*** Data provided Section Begins ***
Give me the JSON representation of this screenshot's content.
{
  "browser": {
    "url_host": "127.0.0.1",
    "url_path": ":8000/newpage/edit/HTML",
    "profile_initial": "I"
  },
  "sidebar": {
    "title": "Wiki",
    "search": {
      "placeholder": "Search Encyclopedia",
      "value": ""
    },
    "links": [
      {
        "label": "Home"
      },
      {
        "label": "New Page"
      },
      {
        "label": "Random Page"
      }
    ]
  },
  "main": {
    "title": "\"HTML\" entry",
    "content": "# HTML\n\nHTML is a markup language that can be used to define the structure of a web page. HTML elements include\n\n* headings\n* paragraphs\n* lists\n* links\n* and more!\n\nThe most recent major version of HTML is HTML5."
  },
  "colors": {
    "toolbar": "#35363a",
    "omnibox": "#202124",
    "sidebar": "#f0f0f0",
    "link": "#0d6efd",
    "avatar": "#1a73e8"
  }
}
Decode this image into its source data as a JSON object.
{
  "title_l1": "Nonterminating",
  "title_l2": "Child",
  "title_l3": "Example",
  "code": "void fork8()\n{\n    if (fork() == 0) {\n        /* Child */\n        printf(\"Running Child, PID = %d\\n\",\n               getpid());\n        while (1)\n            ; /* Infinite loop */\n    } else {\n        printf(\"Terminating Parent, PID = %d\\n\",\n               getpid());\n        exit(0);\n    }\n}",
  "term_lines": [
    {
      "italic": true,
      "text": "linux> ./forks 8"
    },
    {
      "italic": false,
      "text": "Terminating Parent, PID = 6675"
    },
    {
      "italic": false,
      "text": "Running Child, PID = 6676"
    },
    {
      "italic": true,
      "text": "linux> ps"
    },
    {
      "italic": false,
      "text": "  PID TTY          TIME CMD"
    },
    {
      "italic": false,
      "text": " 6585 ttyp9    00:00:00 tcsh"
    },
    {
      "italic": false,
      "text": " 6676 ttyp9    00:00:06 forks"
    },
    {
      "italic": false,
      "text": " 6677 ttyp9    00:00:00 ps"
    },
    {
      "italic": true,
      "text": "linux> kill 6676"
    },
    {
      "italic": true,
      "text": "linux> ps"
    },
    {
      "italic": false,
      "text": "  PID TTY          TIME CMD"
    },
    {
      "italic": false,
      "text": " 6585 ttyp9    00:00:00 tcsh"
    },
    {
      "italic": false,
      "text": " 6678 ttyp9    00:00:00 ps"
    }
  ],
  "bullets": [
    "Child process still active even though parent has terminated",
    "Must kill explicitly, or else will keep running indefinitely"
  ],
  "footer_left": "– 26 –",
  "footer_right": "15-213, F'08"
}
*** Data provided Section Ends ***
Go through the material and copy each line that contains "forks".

      "text": "linux> ./forks 8"
      "text": " 6676 ttyp9    00:00:06 forks"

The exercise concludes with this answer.